“Proud dad of a beautiful baby girl. 27 years old. Central Midfielder for Chelsea FC & Spanish National Team.” The updated Twitter biography of Cesc Fabregas following his transfer from Barcelona on Thursday evening must leave Arsenal fans wincing. What a signing for Chelsea.
It’s a simple description but it is also tempting to regard the reference to being a “central midfielder” as a pointed one. The promises from Blues boss Jose Mourinho upon the signing a five-year deal at Stamford Bridge are likely to have been clear. Chelsea are ready to make Fabregas the main man in midfield.

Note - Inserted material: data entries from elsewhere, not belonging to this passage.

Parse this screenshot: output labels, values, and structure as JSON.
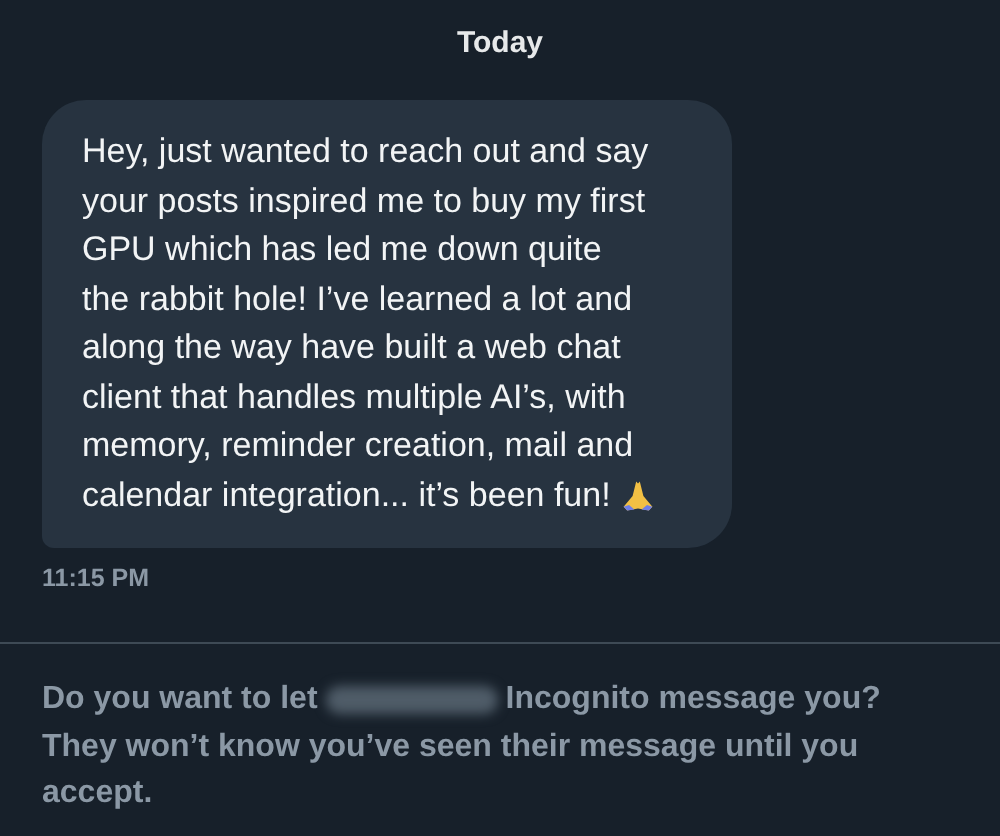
{
  "date_header": "Today",
  "message": {
    "lines": [
      "Hey, just wanted to reach out and say",
      "your posts inspired me to buy my first",
      "GPU which has led me down quite",
      "the rabbit hole! I’ve learned a lot and",
      "along the way have built a web chat",
      "client that handles multiple AI’s, with",
      "memory, reminder creation, mail and",
      "calendar integration... it’s been fun!"
    ],
    "time": "11:15 PM"
  },
  "request": {
    "prompt_before": "Do you want to let",
    "prompt_after": "Incognito message you?",
    "prompt_rest": "They won’t know you’ve seen their message until you accept."
  }
}
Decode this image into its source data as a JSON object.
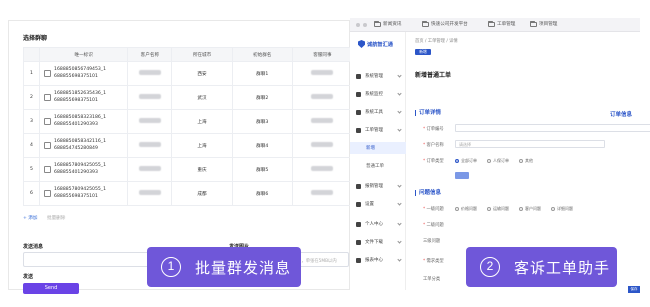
{
  "group_panel": {
    "title": "选择群聊",
    "columns": [
      "",
      "唯一标识",
      "客户名称",
      "所在城市",
      "初始群名",
      "客服同事"
    ],
    "rows": [
      {
        "num": "1",
        "id_line1": "1688850856749453_1",
        "id_line2": "688855698375101",
        "city": "西安",
        "group": "群聊1"
      },
      {
        "num": "2",
        "id_line1": "1688851852635436_1",
        "id_line2": "688855698375101",
        "city": "武汉",
        "group": "群聊2"
      },
      {
        "num": "3",
        "id_line1": "1688850858323186_1",
        "id_line2": "688855401290393",
        "city": "上海",
        "group": "群聊3"
      },
      {
        "num": "4",
        "id_line1": "1688850858342116_1",
        "id_line2": "688854745280849",
        "city": "上海",
        "group": "群聊4"
      },
      {
        "num": "5",
        "id_line1": "1688857809425055_1",
        "id_line2": "688855401290393",
        "city": "重庆",
        "group": "群聊5"
      },
      {
        "num": "6",
        "id_line1": "1688857809425055_1",
        "id_line2": "688855698375101",
        "city": "成都",
        "group": "群聊6"
      }
    ],
    "add_label": "+ 添加",
    "batch_delete_label": "批量删除",
    "message_label": "发送消息",
    "image_label": "发送图片",
    "image_choose": "选择",
    "image_placeholder": "直接将文件拖拽或粘贴到此处，单张在5MB以内",
    "send_section_label": "发送",
    "send_button": "Send"
  },
  "ticket_panel": {
    "top_tabs": [
      "新闻资讯",
      "快速公司开发平台",
      "工单管理",
      "项目管理"
    ],
    "logo": "诚航智汇通",
    "breadcrumb": "首页 / 工单管理 / 详情",
    "chip": "新增",
    "page_title": "新增普通工单",
    "nav": [
      {
        "label": "系统管理",
        "icon": "settings-icon"
      },
      {
        "label": "系统监控",
        "icon": "monitor-icon"
      },
      {
        "label": "系统工具",
        "icon": "tools-icon"
      },
      {
        "label": "工单管理",
        "icon": "ticket-icon"
      },
      {
        "label": "新增",
        "sub": true,
        "active": true
      },
      {
        "label": "普通工单",
        "sub": true
      },
      {
        "label": "报销管理",
        "icon": "receipt-icon"
      },
      {
        "label": "设置",
        "icon": "gear-icon"
      },
      {
        "label": "个人中心",
        "icon": "user-icon"
      },
      {
        "label": "文件下载",
        "icon": "download-icon"
      },
      {
        "label": "报表中心",
        "icon": "chart-icon"
      }
    ],
    "section_order": "订单详情",
    "section_order_info": "订单信息",
    "field_order_no": "订单编号",
    "field_customer": "客户名称",
    "field_customer_placeholder": "请选择",
    "field_order_type": "订单类型",
    "order_type_options": [
      "全部订单",
      "人保订单",
      "其他"
    ],
    "section_issue": "问题信息",
    "field_level1": "一级问题",
    "level1_options": [
      "价格问题",
      "运输问题",
      "客户问题",
      "详细问题"
    ],
    "field_level2": "二级问题",
    "field_level3": "三级问题",
    "field_type": "需求类型",
    "field_tag": "工单分类",
    "corner_button": "保存"
  },
  "callouts": [
    {
      "num": "1",
      "text": "批量群发消息"
    },
    {
      "num": "2",
      "text": "客诉工单助手"
    }
  ]
}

This summer he is expected to see more action in the ‘false nine’ role for Spain at the World Cup, while Barcelona have regularly asked the versatile midfielder to occupy various roles across the middle third of the pitch as well as among the forward line. Fabregas has been forced to adapt.
However, the initial speculation in 2011 about whether or not he would get a game for Barcelona did prove unfounded. Over 150 appearances in the past three seasons have justified his willingness to make the move back to his boyhood club. He left an impression at the Camp Nou.
Only Lionel Messi and Angel Di Maria made more assists in La Liga during his three-year stay in Spain. Fabregas was a consistent performer as well. He scored at least eight Primera Liga goals in each of those seasons - one of only nine players to manage that.
However, there is a difference between playing a part and being – quite literally - centre stage. The discussions with Chelsea will have been positive in this regard. The exits of Frank Lampard and David Luiz have vacated space in the centre of the Chelsea midfield and Fabregas would be an obvious fit alongside Nemanja Matic in a 4-2-3-1 formation. It makes for a formidable duo.
Matic made 87 tackles and interceptions at a rate of one every 15.7 minutes upon his own return to the Premier League in January. That was a better rate than any Chelsea player. But the Serbia international is more than a stopper. He also completed more passes per game than any of his team-mates. All that was missing was a partner to complement his talents.
Between them, Matic and Fabregas could offer a level of incisive passing from deep areas currently unrivalled in the Premier League. For a team that has struggled to break down weaker opposition, that could be a key quality if Chelsea are to progress to the next level as a group.
Mourinho made them competitive last season. Indeed, the Premier League and Champions League double was on until mid-April. But there was a feeling that they were mere counter-punchers. Matic and Fabregas offer the potential for something more. The potential for real dominance. It’s a difference not lost on those already in the Chelsea dressing room.
“In my personal opinion, he's a special player,” said Cesar Azpilicueta last week. “Few teams have this kind of player in their team, a central midfielder who gets forward really well and has great vision of the game, whilst there's also his statistics, which speak for themselves. He can adapt to various positions. Right now, we don’t have a player like Cesc at Chelsea.”
It’s no surprise. There aren’t many players like Fabregas. In fact, it’s worth remembering his status before he left the Premier League as a precocious but alarmingly mature 24 year old. Fabregas was already close to the complete midfielder at that point – prompter, athlete and goalscorer.
Like Matic, he gives control. In the 2009/10 season Fabregas made the most passes per game of any Premier League player. He also created the most chances per game and succeeded with more through-balls. Frank Lampard and Didier Drogba were the only others to reach double figures for both goals and assists that year – encouraging for Chelsea fans if he can replicate their impact.
Despite being displaced at Barca, these familiar qualities are unlikely to be diminished. In fact, at 27 years old, Fabregas will surely return to England as a better player for the adaptability he has been required to show since leaving the Gunners. It all makes Arsene Wenger’s apparent unwillingness to enter the market for the player all the more curious.
Arsenal appear to have briefed the media about the more pressing needs elsewhere – namely a goalkeeper, right-back and striker – by way of an explanation of their reasons for eschewing the chance to sign a former hero at an eminently good price. Indeed, Fabregas himself was quick to clarify the situation through a public statement.
“Everyone knows that Arsenal had the first option to sign me,” he revealed via his Facebook account. “They decided not to take this option and therefore it wasn't meant to be.” The comments are unlikely to placate the anger of Arsenal fans towards Fabregas and perhaps their own club come Mikel Arteta’s next poor game. They know his game-changing qualities.
Instead it is Chelsea who get the chance to enjoy Fabregas during what ought to be his peak years. A signing of such significance that it has already tipped the bookmakers’ odds for the Premier League title away from Manchester City in Chelsea’s favour. Cesc Fabregas. Central midfielder for Chelsea FC. They might just be the words that define the outcome of the 2014/15 season.